App and web page records
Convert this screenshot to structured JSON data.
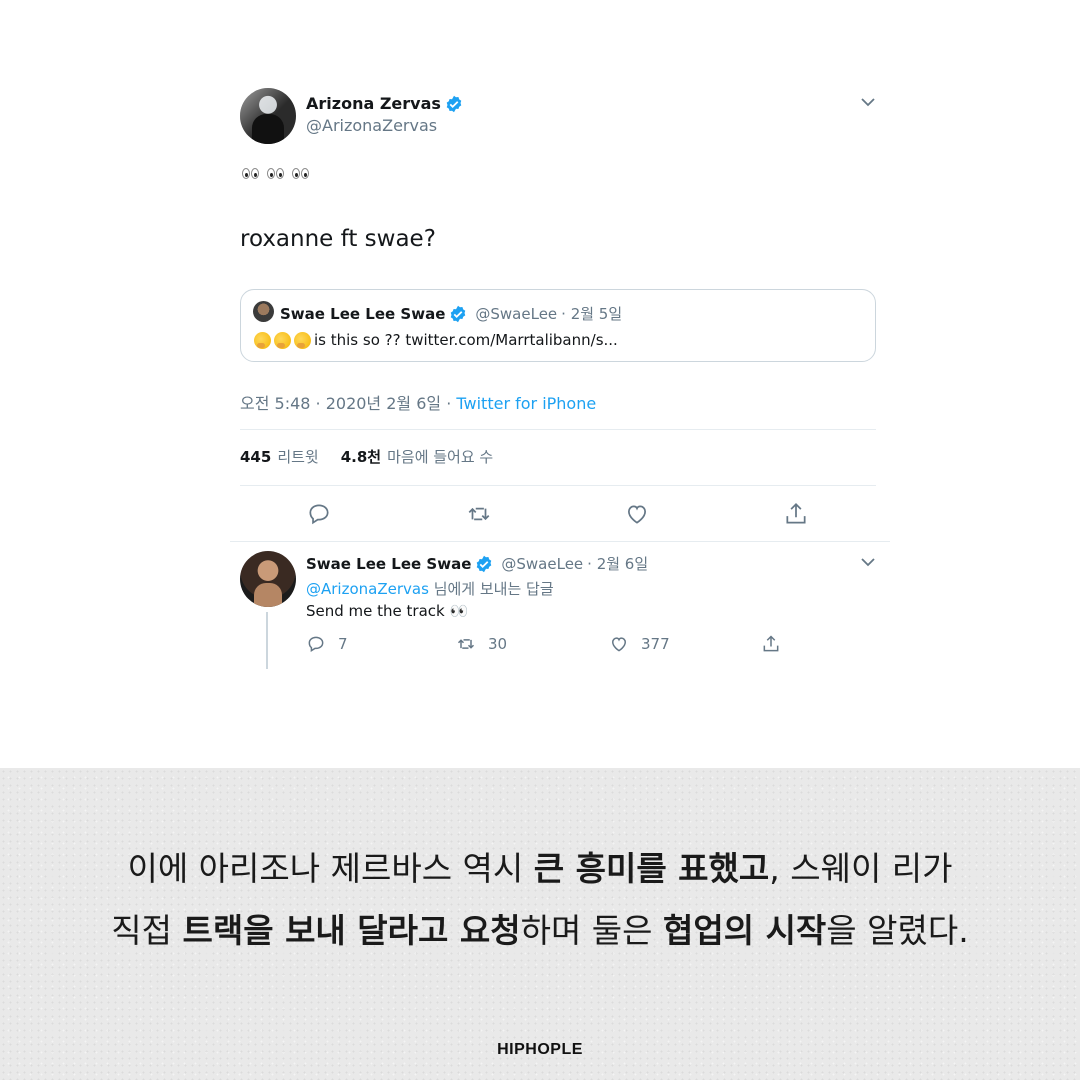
{
  "main_tweet": {
    "author_name": "Arizona Zervas",
    "author_handle": "@ArizonaZervas",
    "emoji_line": "👀👀👀",
    "text": "roxanne ft swae?",
    "quoted": {
      "author_name": "Swae Lee Lee Swae",
      "author_handle": "@SwaeLee",
      "date": "· 2월 5일",
      "text": "is this so ?? twitter.com/Marrtalibann/s..."
    },
    "timestamp": "오전 5:48 · 2020년 2월 6일 ·",
    "source": "Twitter for iPhone",
    "retweets_count": "445",
    "retweets_label": "리트윗",
    "likes_count": "4.8천",
    "likes_label": "마음에 들어요 수"
  },
  "reply_tweet": {
    "author_name": "Swae Lee Lee Swae",
    "author_handle": "@SwaeLee",
    "date": "· 2월 6일",
    "reply_to_mention": "@ArizonaZervas",
    "reply_to_suffix": "님에게 보내는 답글",
    "text": "Send me the track 👀",
    "replies": "7",
    "retweets": "30",
    "likes": "377"
  },
  "caption": {
    "line1": [
      {
        "text": "이에 아리조나 제르바스 역시 ",
        "bold": false
      },
      {
        "text": "큰 흥미를 표했고",
        "bold": true
      },
      {
        "text": ", 스웨이 리가",
        "bold": false
      }
    ],
    "line2": [
      {
        "text": "직접 ",
        "bold": false
      },
      {
        "text": "트랙을 보내 달라고 요청",
        "bold": true
      },
      {
        "text": "하며 둘은 ",
        "bold": false
      },
      {
        "text": "협업의 시작",
        "bold": true
      },
      {
        "text": "을 알렸다.",
        "bold": false
      }
    ]
  },
  "brand": "HIPHOPLE",
  "colors": {
    "accent": "#1da1f2",
    "muted": "#657786",
    "border": "#ccd6dd",
    "caption_bg": "#e9e9e9"
  },
  "icons": [
    "chevron-down-icon",
    "verified-badge-icon",
    "reply-icon",
    "retweet-icon",
    "like-icon",
    "share-icon",
    "eyes-emoji-icon",
    "thinking-emoji-icon"
  ]
}
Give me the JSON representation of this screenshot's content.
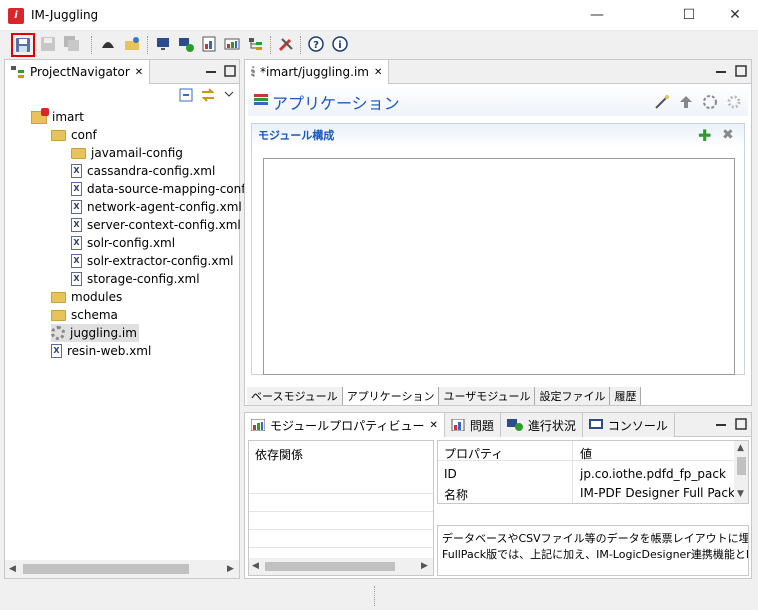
{
  "window": {
    "title": "IM-Juggling",
    "app_icon_letter": "i",
    "minimize": "—",
    "maximize": "☐",
    "close": "✕"
  },
  "toolbar": {
    "icons": [
      "save-icon",
      "save-as-icon",
      "save-all-icon",
      "helmet-icon",
      "open-folder-icon",
      "monitor-icon",
      "add-monitor-icon",
      "report-icon",
      "chart-icon",
      "tree-icon",
      "tools-icon",
      "help-icon",
      "info-icon"
    ],
    "help_glyph": "?",
    "info_glyph": "i"
  },
  "navigator": {
    "tab_label": "ProjectNavigator",
    "tab_close": "✕",
    "tree": [
      {
        "label": "imart",
        "type": "project",
        "indent": 0
      },
      {
        "label": "conf",
        "type": "folder",
        "indent": 1
      },
      {
        "label": "javamail-config",
        "type": "folder",
        "indent": 2
      },
      {
        "label": "cassandra-config.xml",
        "type": "xml",
        "indent": 2
      },
      {
        "label": "data-source-mapping-config",
        "type": "xml",
        "indent": 2
      },
      {
        "label": "network-agent-config.xml",
        "type": "xml",
        "indent": 2
      },
      {
        "label": "server-context-config.xml",
        "type": "xml",
        "indent": 2
      },
      {
        "label": "solr-config.xml",
        "type": "xml",
        "indent": 2
      },
      {
        "label": "solr-extractor-config.xml",
        "type": "xml",
        "indent": 2
      },
      {
        "label": "storage-config.xml",
        "type": "xml",
        "indent": 2
      },
      {
        "label": "modules",
        "type": "folder",
        "indent": 1
      },
      {
        "label": "schema",
        "type": "folder",
        "indent": 1
      },
      {
        "label": "juggling.im",
        "type": "gear",
        "indent": 1,
        "selected": true
      },
      {
        "label": "resin-web.xml",
        "type": "xml",
        "indent": 1
      }
    ],
    "xml_glyph": "X"
  },
  "editor": {
    "tab_label": "*imart/juggling.im",
    "tab_close": "✕",
    "heading": "アプリケーション",
    "section_title": "モジュール構成",
    "add_glyph": "✚",
    "remove_glyph": "✖",
    "subtabs": [
      "ベースモジュール",
      "アプリケーション",
      "ユーザモジュール",
      "設定ファイル",
      "履歴"
    ],
    "active_subtab": 1
  },
  "bottom": {
    "tabs": [
      {
        "label": "モジュールプロパティビュー",
        "close": "✕",
        "active": true
      },
      {
        "label": "問題"
      },
      {
        "label": "進行状況"
      },
      {
        "label": "コンソール"
      }
    ],
    "left_header": "依存関係",
    "prop_headers": [
      "プロパティ",
      "値"
    ],
    "props": [
      {
        "key": "ID",
        "value": "jp.co.iothe.pdfd_fp_pack"
      },
      {
        "key": "名称",
        "value": "IM-PDF Designer Full Pack fo"
      }
    ],
    "description_line1": "データベースやCSVファイル等のデータを帳票レイアウトに埋め込み、",
    "description_line2": "FullPack版では、上記に加え、IM-LogicDesigner連携機能とR"
  },
  "colors": {
    "selection_border": "#e00000",
    "heading_blue": "#1a57c2",
    "add_green": "#2a9d2a"
  }
}
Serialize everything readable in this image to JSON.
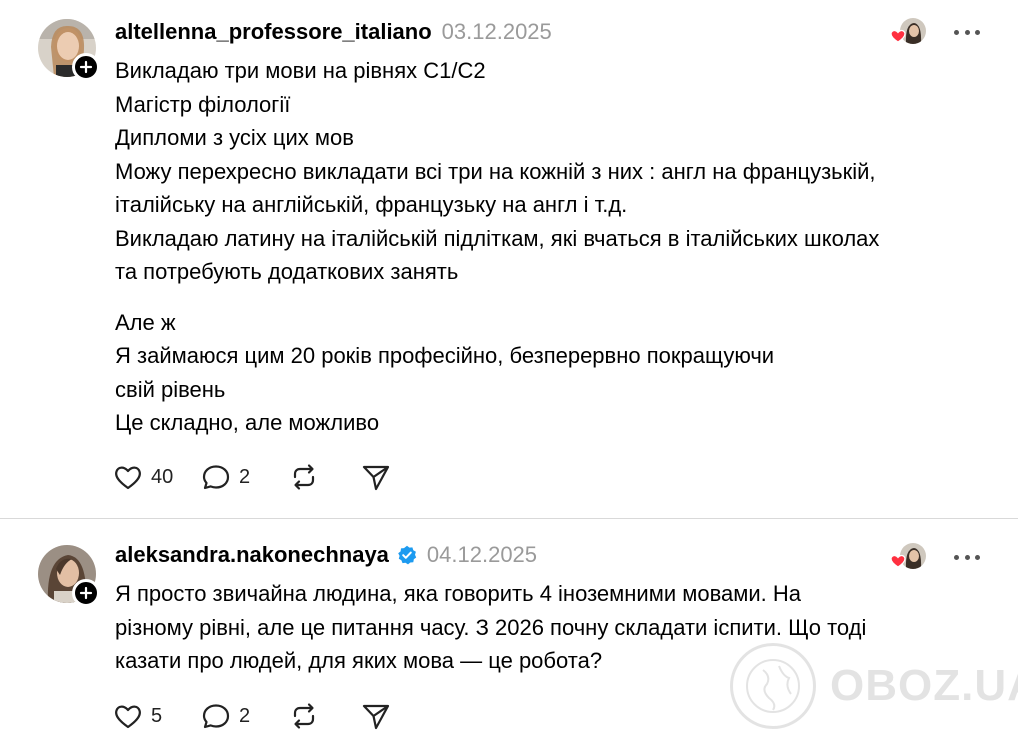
{
  "posts": [
    {
      "username": "altellenna_professore_italiano",
      "verified": false,
      "date": "03.12.2025",
      "paragraphs": [
        [
          "Викладаю три мови на рівнях С1/С2",
          "Магістр філології",
          "Дипломи з усіх цих мов",
          "Можу перехресно викладати всі три на кожній з них : англ на французькій,",
          "італійську на англійській, французьку на англ і т.д.",
          "Викладаю латину на італійській підліткам, які вчаться в італійських школах",
          "та потребують додаткових занять"
        ],
        [
          "Але ж",
          "Я займаюся цим 20 років професійно, безперервно покращуючи",
          "свій рівень",
          "Це складно, але можливо"
        ]
      ],
      "likes": "40",
      "replies": "2"
    },
    {
      "username": "aleksandra.nakonechnaya",
      "verified": true,
      "date": "04.12.2025",
      "paragraphs": [
        [
          "Я просто звичайна людина, яка говорить 4 іноземними мовами. На",
          "різному рівні, але це питання часу. З 2026 почну складати іспити. Що тоді",
          "казати про людей, для яких мова — це робота?"
        ]
      ],
      "likes": "5",
      "replies": "2"
    }
  ],
  "watermark": {
    "text": "OBOZ.UA"
  },
  "icons": {
    "like": "heart-outline-icon",
    "reply": "speech-bubble-icon",
    "repost": "repost-arrows-icon",
    "share": "paper-plane-icon",
    "more": "more-dots-icon",
    "follow": "plus-icon",
    "verified": "verified-badge-icon"
  },
  "colors": {
    "verified_blue": "#1d9bf0",
    "like_red": "#ff3040",
    "date_gray": "#9a9a9a",
    "divider": "#d9d9d9"
  }
}
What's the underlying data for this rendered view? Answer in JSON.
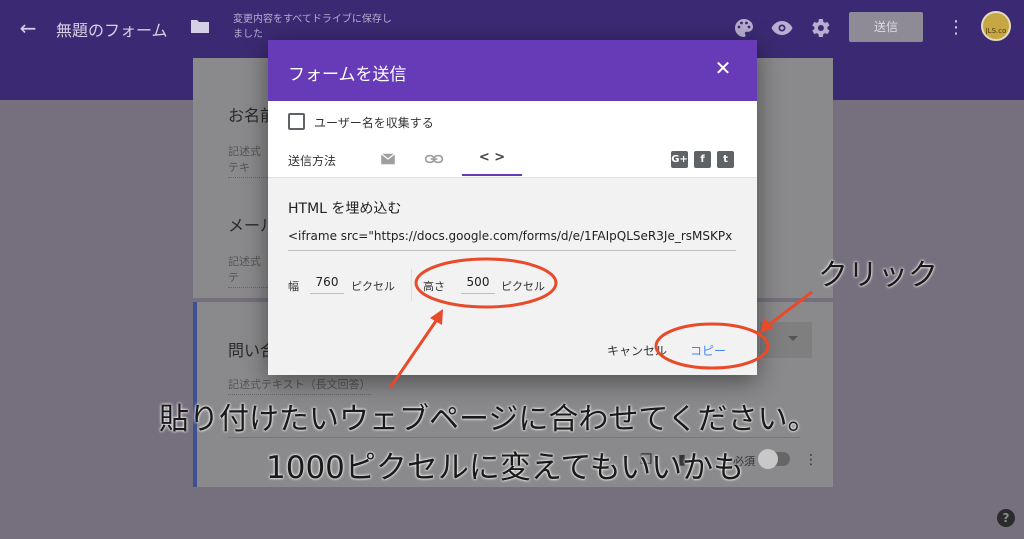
{
  "header": {
    "title": "無題のフォーム",
    "save_status": "変更内容をすべてドライブに保存しました",
    "send_label": "送信",
    "avatar_text": "JLS.co"
  },
  "form_background": {
    "q1_title": "お名前",
    "q1_sub": "記述式テキ",
    "q2_title": "メール",
    "q2_sub": "記述式テ",
    "q3_title": "問い合",
    "q3_sub": "記述式テキスト（長文回答）",
    "required_label": "必須"
  },
  "dialog": {
    "title": "フォームを送信",
    "collect_username_label": "ユーザー名を収集する",
    "send_method_label": "送信方法",
    "embed_title": "HTML を埋め込む",
    "embed_code": "<iframe src=\"https://docs.google.com/forms/d/e/1FAIpQLSeR3Je_rsMSKPx",
    "width_label": "幅",
    "width_value": "760",
    "width_unit": "ピクセル",
    "height_label": "高さ",
    "height_value": "500",
    "height_unit": "ピクセル",
    "cancel_label": "キャンセル",
    "copy_label": "コピー",
    "social": [
      "G+",
      "f",
      "t"
    ]
  },
  "annotations": {
    "click_label": "クリック",
    "instruction_line1": "貼り付けたいウェブページに合わせてください。",
    "instruction_line2": "1000ピクセルに変えてもいいかも",
    "color": "#e84a2a"
  }
}
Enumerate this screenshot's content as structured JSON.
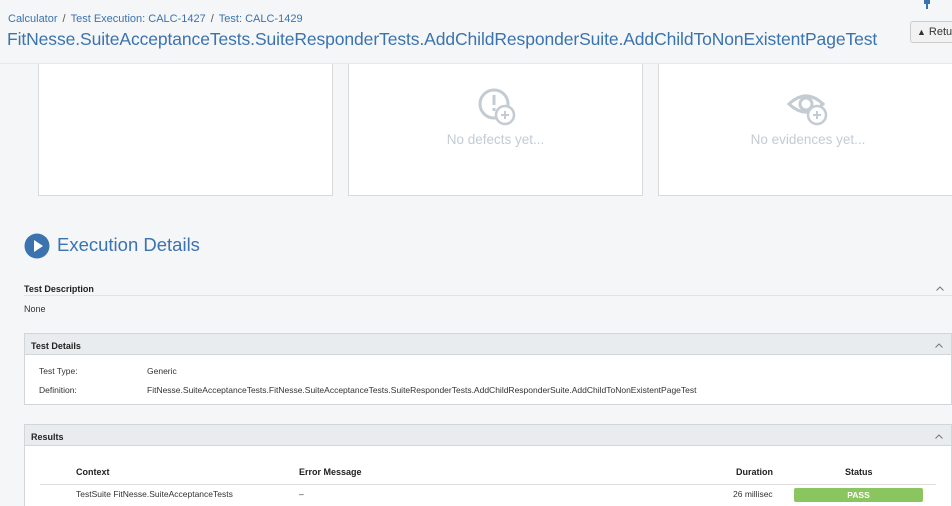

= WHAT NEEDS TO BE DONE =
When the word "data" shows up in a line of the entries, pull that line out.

= TASK SOLUTION =
Convert this screenshot to structured JSON data.
        "label": "data-source-mapping-config",
What's the underlying data for this rendered view? Answer in JSON.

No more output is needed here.